Sedalia, established in 1860, was only 19-years-old when Charles Heynen and C.C. Clay opened their monument business in 1879 on the corner of West Pacific Street and Ohio Avenue. They carved grave markers from marble or granite, creating a variety of designs that reflected their customers’ religious beliefs and group memberships, as well as the names and dates of the deceased person’s life. In a few years, Heynen bought out Clay and established his own business.
The skill and technology used for creating monuments have changed over the years, as have the symbols used on monuments. During the mid-19th century, marble was generally used for monuments, which were carved with a hammer and chisel. Later, as advanced technology made carving easier, granite became the favored material.
Monuments were sometimes shaped; for example, children’s monuments often featured a carved lamb, signifying the innocence of childhood. Clasped hands were often used to show a marriage relationship, with inscriptions that often read “beloved wife” or “beloved husband.”
Military service was recognized with the name of the regiment in which the deceased served. Cannons and crossed rifles also indicated military service. In the years after the Civil War, the initials G.A.R., the Grand Army of the Republic, might indicate service in the Union Army and membership in its veterans’ organization.
Membership in fraternal orders is shown by the emblems of the organization. For example, the compass and square of the Masonic lodge or the star of the Eastern Star indicate membership in those lodges, as the three interlocked ovals show membership in the Oddfellows lodge. Members of the Woodmen of the World used monuments shaped like tree trunks.
Many carvings showed the religious orientation of the deceased. A hand with the index figure pointing toward heaven suggested a life dedicated to God. Some monuments were shaped like an open book, sometimes with a favorite Bible verse inscribed on its pages. Crosses indicated Christianity; a Star of David indicated Judaism.
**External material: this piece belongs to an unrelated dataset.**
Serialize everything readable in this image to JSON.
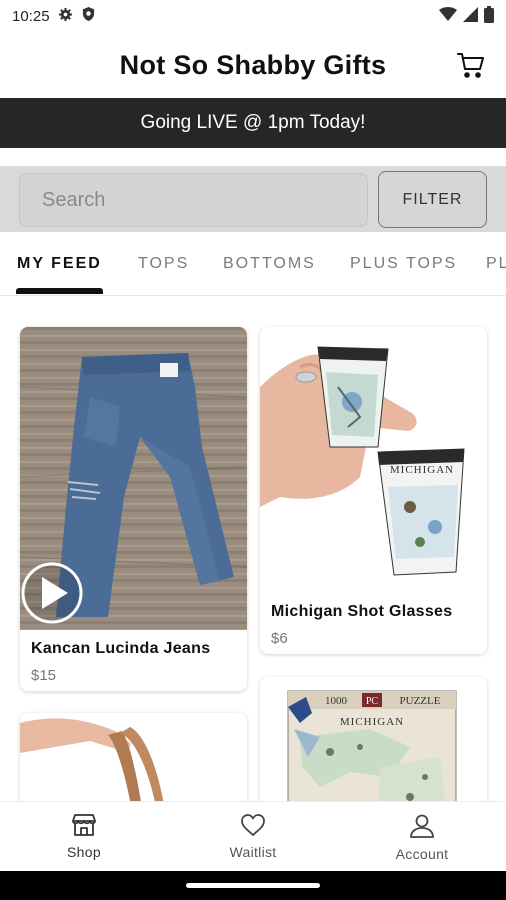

Angels were a popular carving, with cherubs used for infants and adult angels used for adults. One of the more interesting monuments at Crown Hill Cemetery is a weeping angel, suggesting that even heaven is mourning the death of the teenage girl buried there.
The obelisk was popular, with large obelisks used by people who wanted their monuments to make a grand statement. Smaller obelisks, sometimes topped with urn-shaped finials, were frequently used. One of the most impressive monuments at Crown Hill Cemetery is the granite obelisk marking the Col. Anderson D. Jaynes’ family plot. The 40-foot high monument features a 27-foot tall shaft of Scotch granite carved from a single stone. Surrounding the monument are individual markers indicating the graves of various member of the Jaynes family.
During the 20th century, Allen Heynen took over the family business, working with his brother William Heynen and his sister Mildred Heynen Smith. Glenn Kell began the job of setting the monuments in place in 1919.
Eventually, the technology of sandblasting the inscriptions into the granite with carborundum came into place, allowing for more elaborate monuments. In 1944, Norman Bottcher became the company’s designer, cutting stencils and carving monuments. Allen Hawkins became the firm’s sandblaster in 1952.
Throughout much of Sedalia’s history, the Heynen Monument Company served the needs of the bereaved by making monuments that reflected their family member’s life.